The safe cleanup and disposal of toxic chemical wastes from point and nonpoint sources is one of the most critical environmental problems confronting the United States. Point-source contamination from leaks, spills, and disposal of these wastes currently imposes high annual costs on the public and private sectors and can seriously affect human health and safety. The number of toxic substances requiring disposal is increasing, as is the quantity of that waste, the latter at a rate of from 3 to 5 percent annually. In New England and New York alone, more than 1,000 wells are known to be contaminated by organic chemicals, affecting the drinking water of millions of people.
Chemicals used in agriculture have been implicated in nonpoint contamination of shallow aquifers throughout the country. Pesticides currently in use are often different from the organochlorine and organophosphorous pesticides used one or two decades ago. Many of the newer pesticides have low soil affinity and high persistence, which allows them to pass unimpeded through the soil and into the saturated zone of the ground-water system.
In some cases, present technology is inadequate to develop technically sound and practical regulations to protect the public from hazardous chemical contamination in a cost-effective manner. Major technical questions are yet to be answered about the behavior of specific chemicals under different hydrogeologic conditions and about the safety, suitability, and economics of restoration and disposal methods.
The Geological Survey has begun an interdisciplinary program to provide the Na
tion with earth-science information necessary to improve waste-disposal practices and to help solve existing and future ground-water contamination problems. The program uses the data bases and experiences of previous Survey work that are specifically relevant to the problem. It is closely coordinated with related programs of Radioactive-Waste Disposal, Regional Aquifer Systems Analyses projects, the Federal-State Cooperative Program, and studies of glacial deposits in the Eastern United States.
The program includes both field and laboratory investigations. Long-term research programs have been established at locations of known ground-water contamination to determine the behavior of specific contaminants in the ground-water system and to develop techniques with which to study them; these sites are near Bemidji, Minnesota, Pensacola, Florida, and Cape Cod, Massachusetts. This research is complemented by investigations of other field problems related to the reliability of predic
tive models and monitoring strategies for contamination. Geological Survey scientists have begun an appraisal of national ground-water quality to determine the magnitude and trends of the contamination problem. The appraisal is being closely coordinated with State governments.

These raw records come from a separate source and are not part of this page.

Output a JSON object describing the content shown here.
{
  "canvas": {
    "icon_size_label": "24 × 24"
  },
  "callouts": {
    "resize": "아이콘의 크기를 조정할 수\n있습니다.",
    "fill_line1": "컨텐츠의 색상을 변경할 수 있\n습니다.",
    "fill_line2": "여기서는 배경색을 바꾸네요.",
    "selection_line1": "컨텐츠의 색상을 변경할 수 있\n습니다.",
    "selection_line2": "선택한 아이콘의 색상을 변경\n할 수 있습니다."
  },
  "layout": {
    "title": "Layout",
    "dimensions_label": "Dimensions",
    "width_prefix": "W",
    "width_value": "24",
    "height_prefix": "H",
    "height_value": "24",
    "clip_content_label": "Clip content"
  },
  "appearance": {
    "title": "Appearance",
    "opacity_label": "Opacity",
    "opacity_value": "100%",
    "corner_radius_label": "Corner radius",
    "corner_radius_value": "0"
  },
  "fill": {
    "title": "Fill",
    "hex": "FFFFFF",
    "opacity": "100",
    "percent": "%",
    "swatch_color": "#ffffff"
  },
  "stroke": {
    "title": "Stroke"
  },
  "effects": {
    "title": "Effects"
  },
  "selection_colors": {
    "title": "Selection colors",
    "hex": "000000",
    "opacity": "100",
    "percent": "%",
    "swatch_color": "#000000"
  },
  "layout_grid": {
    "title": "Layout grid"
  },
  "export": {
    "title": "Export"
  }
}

Technical information developed within each element of the hazardous-waste program is incorporated into other elements of the program. Other Survey programs such as Regional Aquifer Systems Analyses and core research provide additional technical information and support. An early dividend of this coordination has been major support to the Department of Energy, the U.S. Nuclear Regulatory Commission, and State government agencies in the development of waste-disposal siting criteria. This comprehensive approach to solving earth science related problems of hazardous waste disposal places the U.S. Geological Survey in a position to continue contributing highly useful earth science information on this major national issue.